◆ Directions for this task ◆
Scan the listing below for the string "username" and copy each line where it turns up.

....

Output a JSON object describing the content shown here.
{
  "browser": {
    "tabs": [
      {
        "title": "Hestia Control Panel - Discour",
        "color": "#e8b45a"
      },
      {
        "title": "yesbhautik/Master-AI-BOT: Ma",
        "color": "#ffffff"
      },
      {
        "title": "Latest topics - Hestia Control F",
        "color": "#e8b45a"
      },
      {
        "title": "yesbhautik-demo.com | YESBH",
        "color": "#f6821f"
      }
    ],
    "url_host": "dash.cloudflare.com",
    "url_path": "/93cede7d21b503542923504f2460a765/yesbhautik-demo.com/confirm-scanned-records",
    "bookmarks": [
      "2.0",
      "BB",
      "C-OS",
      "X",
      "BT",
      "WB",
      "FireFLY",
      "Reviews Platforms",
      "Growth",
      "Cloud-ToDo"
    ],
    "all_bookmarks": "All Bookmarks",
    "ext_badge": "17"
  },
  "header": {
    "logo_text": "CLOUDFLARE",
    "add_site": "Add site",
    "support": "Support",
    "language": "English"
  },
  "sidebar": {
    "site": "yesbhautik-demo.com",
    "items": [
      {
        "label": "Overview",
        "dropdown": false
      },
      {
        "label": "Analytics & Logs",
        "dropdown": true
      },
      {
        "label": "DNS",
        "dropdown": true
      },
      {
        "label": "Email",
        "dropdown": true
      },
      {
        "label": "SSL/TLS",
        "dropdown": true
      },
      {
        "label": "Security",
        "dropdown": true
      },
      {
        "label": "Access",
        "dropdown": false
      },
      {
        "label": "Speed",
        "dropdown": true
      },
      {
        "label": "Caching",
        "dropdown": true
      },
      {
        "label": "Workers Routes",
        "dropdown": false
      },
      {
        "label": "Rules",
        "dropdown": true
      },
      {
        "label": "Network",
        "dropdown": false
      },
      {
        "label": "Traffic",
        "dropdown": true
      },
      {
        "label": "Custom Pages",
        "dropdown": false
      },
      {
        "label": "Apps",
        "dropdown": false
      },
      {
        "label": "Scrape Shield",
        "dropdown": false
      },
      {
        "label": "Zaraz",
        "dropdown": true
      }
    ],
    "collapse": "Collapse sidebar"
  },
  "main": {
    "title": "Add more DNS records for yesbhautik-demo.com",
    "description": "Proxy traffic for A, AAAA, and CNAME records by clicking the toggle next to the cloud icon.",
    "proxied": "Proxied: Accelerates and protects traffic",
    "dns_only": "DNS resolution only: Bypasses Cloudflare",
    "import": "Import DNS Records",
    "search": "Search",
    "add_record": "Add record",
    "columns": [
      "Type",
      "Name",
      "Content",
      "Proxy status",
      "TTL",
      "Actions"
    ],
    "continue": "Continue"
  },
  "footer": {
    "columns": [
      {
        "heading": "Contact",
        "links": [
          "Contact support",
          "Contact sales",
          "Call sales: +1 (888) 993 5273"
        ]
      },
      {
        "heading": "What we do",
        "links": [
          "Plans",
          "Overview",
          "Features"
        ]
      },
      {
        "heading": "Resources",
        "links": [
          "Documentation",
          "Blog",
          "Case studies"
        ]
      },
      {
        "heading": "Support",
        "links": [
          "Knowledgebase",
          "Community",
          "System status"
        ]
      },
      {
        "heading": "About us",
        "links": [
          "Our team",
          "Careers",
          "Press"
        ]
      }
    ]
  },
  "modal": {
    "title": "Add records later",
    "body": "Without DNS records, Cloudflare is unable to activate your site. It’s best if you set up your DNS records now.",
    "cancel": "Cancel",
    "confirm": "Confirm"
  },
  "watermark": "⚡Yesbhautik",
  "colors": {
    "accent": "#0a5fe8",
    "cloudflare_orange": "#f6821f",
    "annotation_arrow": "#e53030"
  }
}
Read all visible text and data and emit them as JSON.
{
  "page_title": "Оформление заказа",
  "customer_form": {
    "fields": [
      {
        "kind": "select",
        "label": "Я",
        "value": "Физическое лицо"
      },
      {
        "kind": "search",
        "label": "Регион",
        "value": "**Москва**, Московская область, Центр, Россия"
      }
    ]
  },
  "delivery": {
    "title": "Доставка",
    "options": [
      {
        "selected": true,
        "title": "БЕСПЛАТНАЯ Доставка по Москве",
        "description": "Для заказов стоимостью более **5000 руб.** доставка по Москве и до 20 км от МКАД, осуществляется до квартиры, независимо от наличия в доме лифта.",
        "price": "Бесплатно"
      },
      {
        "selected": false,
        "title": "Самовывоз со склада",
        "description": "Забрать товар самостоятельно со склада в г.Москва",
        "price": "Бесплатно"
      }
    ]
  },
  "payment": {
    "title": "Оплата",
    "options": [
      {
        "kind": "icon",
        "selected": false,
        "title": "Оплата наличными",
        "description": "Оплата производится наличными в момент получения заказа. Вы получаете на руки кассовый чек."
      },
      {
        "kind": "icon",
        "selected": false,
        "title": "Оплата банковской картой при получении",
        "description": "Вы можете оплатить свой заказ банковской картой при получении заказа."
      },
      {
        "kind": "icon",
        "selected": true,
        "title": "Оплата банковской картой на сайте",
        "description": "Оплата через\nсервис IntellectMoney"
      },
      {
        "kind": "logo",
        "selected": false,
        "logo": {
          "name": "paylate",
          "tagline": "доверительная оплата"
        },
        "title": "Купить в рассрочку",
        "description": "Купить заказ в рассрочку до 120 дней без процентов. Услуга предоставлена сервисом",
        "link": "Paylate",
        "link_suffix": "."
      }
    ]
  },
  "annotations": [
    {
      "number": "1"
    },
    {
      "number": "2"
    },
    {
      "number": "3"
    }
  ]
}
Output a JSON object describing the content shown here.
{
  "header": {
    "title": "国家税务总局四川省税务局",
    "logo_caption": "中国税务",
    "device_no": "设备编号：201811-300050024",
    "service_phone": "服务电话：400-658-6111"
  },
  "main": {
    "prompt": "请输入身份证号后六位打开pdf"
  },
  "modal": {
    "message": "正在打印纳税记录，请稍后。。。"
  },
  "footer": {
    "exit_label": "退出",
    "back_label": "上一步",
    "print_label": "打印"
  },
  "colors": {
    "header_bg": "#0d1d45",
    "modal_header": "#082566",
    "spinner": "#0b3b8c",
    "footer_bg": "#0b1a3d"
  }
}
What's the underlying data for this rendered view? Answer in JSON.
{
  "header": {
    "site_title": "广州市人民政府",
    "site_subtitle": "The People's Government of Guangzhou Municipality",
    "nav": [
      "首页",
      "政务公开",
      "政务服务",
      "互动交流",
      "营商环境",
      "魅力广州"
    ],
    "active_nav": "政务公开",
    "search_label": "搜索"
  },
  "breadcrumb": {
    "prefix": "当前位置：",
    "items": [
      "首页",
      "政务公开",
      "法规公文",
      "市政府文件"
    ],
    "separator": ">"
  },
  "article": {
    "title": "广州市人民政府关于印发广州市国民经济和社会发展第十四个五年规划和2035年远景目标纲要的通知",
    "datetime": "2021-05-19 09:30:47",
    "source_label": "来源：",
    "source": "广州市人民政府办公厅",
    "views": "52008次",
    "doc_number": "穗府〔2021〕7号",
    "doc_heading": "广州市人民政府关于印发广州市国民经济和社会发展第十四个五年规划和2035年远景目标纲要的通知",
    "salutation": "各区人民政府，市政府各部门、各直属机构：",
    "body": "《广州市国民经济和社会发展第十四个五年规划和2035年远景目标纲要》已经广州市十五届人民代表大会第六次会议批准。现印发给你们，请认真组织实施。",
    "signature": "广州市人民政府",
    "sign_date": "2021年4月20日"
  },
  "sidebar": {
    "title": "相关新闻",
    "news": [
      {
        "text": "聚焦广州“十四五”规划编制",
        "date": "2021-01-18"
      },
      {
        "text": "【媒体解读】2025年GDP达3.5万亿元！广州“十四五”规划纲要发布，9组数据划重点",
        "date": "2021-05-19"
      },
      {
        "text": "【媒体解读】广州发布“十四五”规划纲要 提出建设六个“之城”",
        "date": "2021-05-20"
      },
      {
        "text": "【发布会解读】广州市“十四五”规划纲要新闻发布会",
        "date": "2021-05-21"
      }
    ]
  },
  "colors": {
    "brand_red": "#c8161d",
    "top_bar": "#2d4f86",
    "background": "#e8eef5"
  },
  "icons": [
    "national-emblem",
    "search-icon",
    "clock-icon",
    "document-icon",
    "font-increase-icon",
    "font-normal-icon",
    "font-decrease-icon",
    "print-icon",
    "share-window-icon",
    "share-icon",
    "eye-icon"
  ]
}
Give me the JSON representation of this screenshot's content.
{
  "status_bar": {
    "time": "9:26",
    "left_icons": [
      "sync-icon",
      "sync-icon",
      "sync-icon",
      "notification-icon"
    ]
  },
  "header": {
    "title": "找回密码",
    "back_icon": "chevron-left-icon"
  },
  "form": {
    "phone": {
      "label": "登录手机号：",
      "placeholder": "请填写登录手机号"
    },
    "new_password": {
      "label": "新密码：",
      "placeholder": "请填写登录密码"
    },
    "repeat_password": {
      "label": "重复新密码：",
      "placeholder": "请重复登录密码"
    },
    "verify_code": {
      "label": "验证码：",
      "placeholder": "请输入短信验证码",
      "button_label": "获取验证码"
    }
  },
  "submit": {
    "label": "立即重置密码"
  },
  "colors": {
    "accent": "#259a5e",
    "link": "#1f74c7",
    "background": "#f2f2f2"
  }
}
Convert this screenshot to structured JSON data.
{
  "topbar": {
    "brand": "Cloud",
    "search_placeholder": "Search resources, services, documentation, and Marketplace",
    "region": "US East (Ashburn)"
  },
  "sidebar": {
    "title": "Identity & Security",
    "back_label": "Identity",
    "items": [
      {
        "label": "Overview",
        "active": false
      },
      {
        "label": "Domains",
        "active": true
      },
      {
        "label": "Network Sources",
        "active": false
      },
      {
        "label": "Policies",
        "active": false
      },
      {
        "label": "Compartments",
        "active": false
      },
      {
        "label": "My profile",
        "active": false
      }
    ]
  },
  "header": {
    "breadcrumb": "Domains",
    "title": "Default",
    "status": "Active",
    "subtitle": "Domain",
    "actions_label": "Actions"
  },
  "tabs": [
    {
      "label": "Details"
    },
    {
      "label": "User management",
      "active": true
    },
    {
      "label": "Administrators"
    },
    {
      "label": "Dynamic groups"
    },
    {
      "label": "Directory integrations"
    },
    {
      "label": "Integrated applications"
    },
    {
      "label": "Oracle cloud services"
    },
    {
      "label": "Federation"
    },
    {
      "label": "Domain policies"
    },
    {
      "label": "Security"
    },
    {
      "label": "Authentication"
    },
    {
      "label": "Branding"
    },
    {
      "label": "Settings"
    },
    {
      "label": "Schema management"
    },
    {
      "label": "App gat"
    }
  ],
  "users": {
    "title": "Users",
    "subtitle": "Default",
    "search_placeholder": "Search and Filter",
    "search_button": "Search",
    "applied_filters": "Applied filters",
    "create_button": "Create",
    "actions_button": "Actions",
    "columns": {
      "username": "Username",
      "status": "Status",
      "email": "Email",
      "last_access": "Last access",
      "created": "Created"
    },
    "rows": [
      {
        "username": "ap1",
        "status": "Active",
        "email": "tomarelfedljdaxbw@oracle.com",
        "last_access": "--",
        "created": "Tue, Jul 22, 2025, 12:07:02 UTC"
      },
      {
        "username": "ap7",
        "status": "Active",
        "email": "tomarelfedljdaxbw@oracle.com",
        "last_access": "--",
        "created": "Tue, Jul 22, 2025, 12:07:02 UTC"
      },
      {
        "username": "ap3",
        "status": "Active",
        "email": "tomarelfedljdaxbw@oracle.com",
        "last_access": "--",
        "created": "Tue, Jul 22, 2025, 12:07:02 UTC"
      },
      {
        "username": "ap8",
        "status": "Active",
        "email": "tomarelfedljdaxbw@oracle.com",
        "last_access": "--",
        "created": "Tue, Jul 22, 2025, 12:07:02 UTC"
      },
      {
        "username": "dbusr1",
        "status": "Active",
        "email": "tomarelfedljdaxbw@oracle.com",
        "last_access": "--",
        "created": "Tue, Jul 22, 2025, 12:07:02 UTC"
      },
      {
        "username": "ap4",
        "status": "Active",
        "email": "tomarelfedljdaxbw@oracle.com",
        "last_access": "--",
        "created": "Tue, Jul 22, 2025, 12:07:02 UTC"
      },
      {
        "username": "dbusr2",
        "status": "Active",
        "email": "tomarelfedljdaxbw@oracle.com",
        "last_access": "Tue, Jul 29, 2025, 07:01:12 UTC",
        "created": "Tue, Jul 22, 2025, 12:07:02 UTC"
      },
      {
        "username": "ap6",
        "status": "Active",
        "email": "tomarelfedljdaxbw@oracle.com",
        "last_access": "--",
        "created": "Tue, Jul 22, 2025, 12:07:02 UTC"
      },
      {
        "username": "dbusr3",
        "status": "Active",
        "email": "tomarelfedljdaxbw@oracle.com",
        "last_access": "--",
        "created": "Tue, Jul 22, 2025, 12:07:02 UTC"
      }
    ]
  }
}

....

◆ Written solution ◆
      "username": "Username",
        "username": "ap1",
        "username": "ap7",
        "username": "ap3",
        "username": "ap8",
        "username": "dbusr1",
        "username": "ap4",
        "username": "dbusr2",
        "username": "ap6",
        "username": "dbusr3",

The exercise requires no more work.